#5: Ride Through History in Old Havana

For visitors, Havana seems to exist in two different times. The Cuban capital is a temporal jumble of cobblestone streets, wifi hotspots, crumbling colonial residences, and European tourists in new fashions. Perhaps nothing sums up the paradox like the vintage vehicles that cruise Havana’s streets. Most of the classic cars you’ll see are actually taxis, and many offer round-trip tours. Seeing the grand plazas, neoclassical architecture, and city life from the back of a Cadillac convertible is a quintessential Havana experience. So pick a car, color and year, and take in the sights.

#4: Step Back in Time in Trinidad

If Havana is a temporal paradox, a trip to Trinidad’s colonial centre is straight up time-travel. Sitting at the edge of the idyllic Valle de los Ingenios, once covered in sugar plantations, Trinidad is Cuba’s best-preserved colonial-era town, and a UNESCO World Heritage Site. Wander past pastel-colored Spanish houses in the Plaza Mayor and admire the magnificent Iglesia y Convento de San Francisco. Outside the town, visitors can explore the ruins of sugar mills further inland; or relax on the white sand of Playa Ancón at seaside resort Casilda

#3: Relive a Classic in Cojimar

You wouldn’t guess from appearances, but this tranquil, picturesque seaside village is also the setting of a titanic struggle: the contest between patient fisherman Santiago, and a giant marlin in Ernest Hemingway’s classic “The Old Man and the Sea”. The waters around Cojimar were the American novelist’s favoured fishing grounds, and he’s immortalized in stone near the town’s Spanish fort. For the full experience, sit back by the water with a mojito in one hand and Papa’s Pulitzer Prize-winning novella in the other. It’s a great way to culminate a tour of other Hemingway hotspots, like his elegant Cuban abode and preferred drinking holes in Havana.

#2: Experience Country Life in Vale de Viñales

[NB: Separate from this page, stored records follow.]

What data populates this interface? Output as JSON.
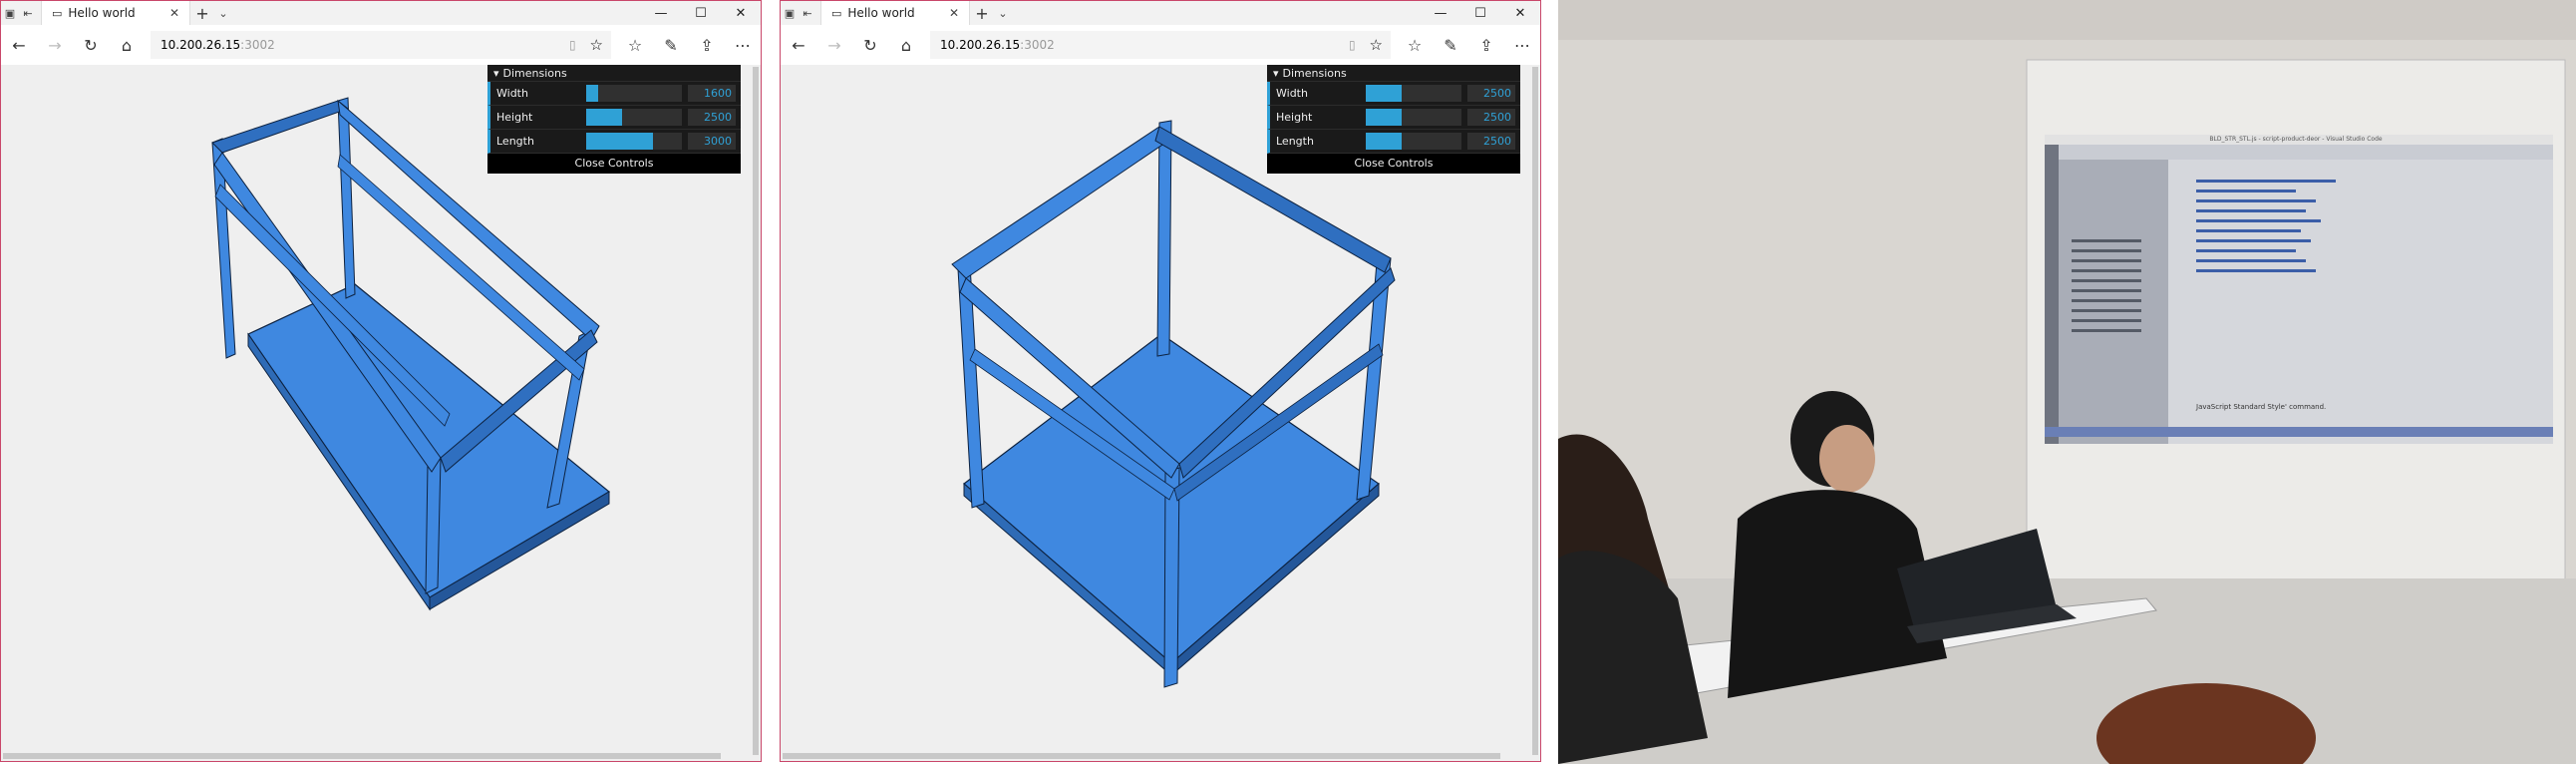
{
  "windows": [
    {
      "tab_title": "Hello world",
      "url_host": "10.200.26.15",
      "url_port": ":3002",
      "controls": {
        "folder_label": "Dimensions",
        "close_label": "Close Controls",
        "rows": [
          {
            "label": "Width",
            "value": "1600",
            "fraction": 0.13
          },
          {
            "label": "Height",
            "value": "2500",
            "fraction": 0.38
          },
          {
            "label": "Length",
            "value": "3000",
            "fraction": 0.7
          }
        ]
      }
    },
    {
      "tab_title": "Hello world",
      "url_host": "10.200.26.15",
      "url_port": ":3002",
      "controls": {
        "folder_label": "Dimensions",
        "close_label": "Close Controls",
        "rows": [
          {
            "label": "Width",
            "value": "2500",
            "fraction": 0.38
          },
          {
            "label": "Height",
            "value": "2500",
            "fraction": 0.38
          },
          {
            "label": "Length",
            "value": "2500",
            "fraction": 0.38
          }
        ]
      }
    }
  ],
  "photo": {
    "projected_title": "BLD_STR_STL.js - script-product-deor - Visual Studio Code",
    "projected_status": "JavaScript Standard Style' command."
  },
  "colors": {
    "model_blue": "#3f88e0",
    "model_dark": "#1d4f8f",
    "gui_accent": "#2fa1d6",
    "window_border": "#c9476a"
  }
}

Zapata has its wildlife, Baracoa has its waterfalls, and popular Cayo Coco has its beaches. But when it comes to stunning natural beauty, Vale Viñales is up there with the best. This lush, green valley, scattered with limestone stacks that rise from seas of tobacco fields, is an outdoor enthusiast’s utopia. Just a few hours east of Havana, it’s an ideal location for hiking, horse riding, caving, and climbing. Embark on a tour to see how the country’s storied cigars are made, or just wander around on your own to take in the magnificent pastoral views.

#1: Get Your Groove on in Havana

Havana’s nightlife is legendary. Cuban melodies, rhythms, and dance forms have had an outsized influence on all music, and you can find pretty much all of them in the nation’s capital. So after an amble through Havana Vieja, grab a bottle of rum, wander down the Malecon, and, when you’re feeling footloose and fancy-free, dance up a storm in Havana’s bars and nightclubs. To see how it’s done in style, check out the spectacular dance shows at the famed Tropicana Club; but remember, you haven’t experienced Havana until you’ve busted moves yourself in the city’s bumping, live music discotheques.